If you have been following my sporadic posts about Camera Life, you’ll be aware that I’ve been a camera owner (and therefore a hobbyist photographer) for over fifty years. In that time, I have only managed to photograph lightning successfully twice. Each time I used a different technique and each time I succeeded… eventually.
For the first thirty years of my photography hobby I shot with 35mm film. Even trying to photograph lightning would be a very wasteful and costly endeavor. Living in the UK didn’t help, lightning just isn’t that common. Later, when I started traveling and spending more time in the tropics I did see more storms, but I was usually working offshore so trying to photograph lightning could easily have used up my whole trip’s film supply with no hope of replenishment.
It wasn’t until the advent of digital photography in the late twentieth century that photographing lightning became feasible. Even then it took another ten years or so before the right combination of location, climate, and vantage point enabled my first attempt at capturing lightning.
In 2009, we moved to Shanghai. Our apartment, on the twentieth floor, has a good view south towards the Huangpu River. I was using a Ricoh GRDIII camera at this time. The little Ricoh certainly wasn’t the ideal camera for this challenge. However, it did have some redeeming features that made capturing the shot easier, if not predictable. After a few failed attempts trying to time my shutter presses with flashes of lightning, I resorted to automation. The Ricoh had a very flexible manual focusing system for a compact camera so I was able to manually focus on infinity and disable the inevitable hunting for focus that would result from trying to use autofocus. I then configured the built-in interval timer to take one shot every five seconds. I walked away and left it on a table-top tripod shooting. I can’t remember whether the SD card filled up or the battery ran out first. However, by the time it stopped shooting, the storm was over.
On loading several hundred shots into my computer, I had the one keeper and several near misses. I’ve reprocessed the original raw file with my current iPad Pro workflow and I’m pleased to see that it looks even better now than it did ten years ago. Not bad for a ten-megapixel compact.
Technique: Manually focus on infinity, interval shooting at five seconds, hope that you get lucky.
Fast forward to this year, almost exactly ten years after the first image. Of course there have been many thunderstorms in the intervening years, but none seem to have coincided with me being here to shoot, night-time, and being visible from the southern side of our building. I’m now using a Canon EOS-M5 mirrorless camera. The M5 is a much more capable camera, especially when paired with the 11-22mm wide-angle zoom. However, it doesn’t support interval shooting so the lazy option I used before wasn’t available this time (I could have used the Canon EOS app to set this up, but it’s not something I use often so I didn’t want to waste time). Instead, the M5 has a reasonably fast multiple shot burst rate of about nine frames per second.
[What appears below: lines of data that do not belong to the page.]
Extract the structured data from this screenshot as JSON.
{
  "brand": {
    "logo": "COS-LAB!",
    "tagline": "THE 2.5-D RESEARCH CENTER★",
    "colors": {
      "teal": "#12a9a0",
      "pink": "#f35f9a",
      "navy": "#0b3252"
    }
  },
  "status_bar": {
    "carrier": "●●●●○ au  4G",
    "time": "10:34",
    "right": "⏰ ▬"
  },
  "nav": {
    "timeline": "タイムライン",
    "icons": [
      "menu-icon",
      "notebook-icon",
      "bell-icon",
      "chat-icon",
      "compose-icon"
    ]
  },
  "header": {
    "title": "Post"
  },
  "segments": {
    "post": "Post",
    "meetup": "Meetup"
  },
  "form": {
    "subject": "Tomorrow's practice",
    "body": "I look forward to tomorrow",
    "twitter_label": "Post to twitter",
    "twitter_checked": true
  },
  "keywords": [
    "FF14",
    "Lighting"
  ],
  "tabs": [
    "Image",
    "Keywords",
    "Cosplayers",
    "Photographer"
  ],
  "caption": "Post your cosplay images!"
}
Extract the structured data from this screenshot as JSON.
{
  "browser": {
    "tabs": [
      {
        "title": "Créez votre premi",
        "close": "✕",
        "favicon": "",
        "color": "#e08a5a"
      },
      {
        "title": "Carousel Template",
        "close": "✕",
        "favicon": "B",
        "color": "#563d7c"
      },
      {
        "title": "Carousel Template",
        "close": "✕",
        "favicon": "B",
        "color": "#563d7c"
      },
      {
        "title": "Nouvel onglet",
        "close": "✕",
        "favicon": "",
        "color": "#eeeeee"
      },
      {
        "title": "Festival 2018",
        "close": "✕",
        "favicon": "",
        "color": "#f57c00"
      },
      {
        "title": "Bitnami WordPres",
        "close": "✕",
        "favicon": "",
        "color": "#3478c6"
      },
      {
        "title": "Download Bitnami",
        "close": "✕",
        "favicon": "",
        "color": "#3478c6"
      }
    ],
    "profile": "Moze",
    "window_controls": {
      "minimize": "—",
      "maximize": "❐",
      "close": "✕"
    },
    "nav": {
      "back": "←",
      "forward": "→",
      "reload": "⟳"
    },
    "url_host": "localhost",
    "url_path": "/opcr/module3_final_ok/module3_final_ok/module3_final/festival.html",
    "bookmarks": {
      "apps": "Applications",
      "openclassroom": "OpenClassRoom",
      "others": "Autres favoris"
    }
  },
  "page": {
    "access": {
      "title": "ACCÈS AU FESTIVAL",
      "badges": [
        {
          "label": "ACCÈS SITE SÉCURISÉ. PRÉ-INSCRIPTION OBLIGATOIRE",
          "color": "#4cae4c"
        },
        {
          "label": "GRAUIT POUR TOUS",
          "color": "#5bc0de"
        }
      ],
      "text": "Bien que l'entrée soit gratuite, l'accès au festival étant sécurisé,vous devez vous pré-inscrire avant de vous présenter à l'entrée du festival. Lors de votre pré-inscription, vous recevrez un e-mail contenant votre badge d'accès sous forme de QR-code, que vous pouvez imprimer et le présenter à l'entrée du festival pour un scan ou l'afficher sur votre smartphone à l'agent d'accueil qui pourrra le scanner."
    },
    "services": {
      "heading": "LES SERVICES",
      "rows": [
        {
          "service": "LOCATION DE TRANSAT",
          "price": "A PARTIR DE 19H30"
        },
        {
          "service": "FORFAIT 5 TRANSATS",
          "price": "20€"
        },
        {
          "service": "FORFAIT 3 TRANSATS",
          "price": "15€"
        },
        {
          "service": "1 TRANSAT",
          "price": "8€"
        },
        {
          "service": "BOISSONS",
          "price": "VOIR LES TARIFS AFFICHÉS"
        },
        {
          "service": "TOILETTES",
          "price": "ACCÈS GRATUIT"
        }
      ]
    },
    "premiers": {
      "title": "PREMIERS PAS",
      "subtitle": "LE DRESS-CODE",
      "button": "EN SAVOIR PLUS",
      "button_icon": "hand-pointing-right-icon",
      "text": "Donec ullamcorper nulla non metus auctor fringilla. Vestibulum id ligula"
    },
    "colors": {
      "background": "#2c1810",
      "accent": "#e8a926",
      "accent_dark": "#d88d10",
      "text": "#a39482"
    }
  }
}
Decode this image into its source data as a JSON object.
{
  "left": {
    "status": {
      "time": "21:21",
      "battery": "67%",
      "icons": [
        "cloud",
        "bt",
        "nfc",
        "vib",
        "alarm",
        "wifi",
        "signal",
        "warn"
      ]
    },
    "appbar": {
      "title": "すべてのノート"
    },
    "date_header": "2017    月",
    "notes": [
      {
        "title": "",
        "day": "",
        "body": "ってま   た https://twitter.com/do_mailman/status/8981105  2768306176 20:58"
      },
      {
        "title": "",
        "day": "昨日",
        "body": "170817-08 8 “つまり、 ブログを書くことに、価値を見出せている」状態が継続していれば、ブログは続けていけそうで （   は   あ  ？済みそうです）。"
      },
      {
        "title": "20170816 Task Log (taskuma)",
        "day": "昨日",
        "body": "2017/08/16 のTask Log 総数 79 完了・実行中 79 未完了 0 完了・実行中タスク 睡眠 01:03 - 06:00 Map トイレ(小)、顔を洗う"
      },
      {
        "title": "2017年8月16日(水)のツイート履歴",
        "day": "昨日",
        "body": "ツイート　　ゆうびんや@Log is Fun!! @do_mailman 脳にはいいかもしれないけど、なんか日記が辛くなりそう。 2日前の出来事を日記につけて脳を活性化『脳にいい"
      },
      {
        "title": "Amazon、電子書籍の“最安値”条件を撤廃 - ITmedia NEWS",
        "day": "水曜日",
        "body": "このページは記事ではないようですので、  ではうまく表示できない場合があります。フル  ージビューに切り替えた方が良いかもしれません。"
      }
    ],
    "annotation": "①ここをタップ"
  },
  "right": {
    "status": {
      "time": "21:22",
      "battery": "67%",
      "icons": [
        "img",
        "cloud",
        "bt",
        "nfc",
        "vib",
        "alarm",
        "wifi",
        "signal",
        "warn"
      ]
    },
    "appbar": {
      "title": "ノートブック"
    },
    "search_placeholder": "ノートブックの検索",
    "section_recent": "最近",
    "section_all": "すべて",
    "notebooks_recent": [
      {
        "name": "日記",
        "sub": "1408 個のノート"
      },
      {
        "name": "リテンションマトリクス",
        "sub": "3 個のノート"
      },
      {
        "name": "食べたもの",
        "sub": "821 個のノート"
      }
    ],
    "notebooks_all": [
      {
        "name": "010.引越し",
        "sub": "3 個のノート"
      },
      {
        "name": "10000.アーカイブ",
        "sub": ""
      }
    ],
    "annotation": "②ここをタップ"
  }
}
It seems that there is often a short pre-flash with some lightning bolts. By setting the lens to manual focus on infinity, again, to eliminate autofocus hunting, I was often able to press and hold the shutter when I first saw a flash and then shoot a burst over the next second or two capturing any subsequent forks of lightning. With a bit of practice, this method was more successful than the previous method and resulted in more successful captures.
The image above is a composite of two consecutive images about 100ms apart. The first caught the start of the fork as the bolt of lightning shot down from the top left. The second caught the caught multiple branches seeking an earth point. I stacked these two images in Affinity Photo on my iPad Pro and then finished the processing in Pixelmator Pro.
Technique: Manually focus on infinity, set the camera to burst shooting, and press and hold the shutter down when you think there’s going to be a fork.
Neither of these methods is particularly reliable. You will end up with hundreds of exposures of dark skies or glowing clouds. You will also miss some beauties and capture some boring strikes. Such is life. However, if you persevere you can get results.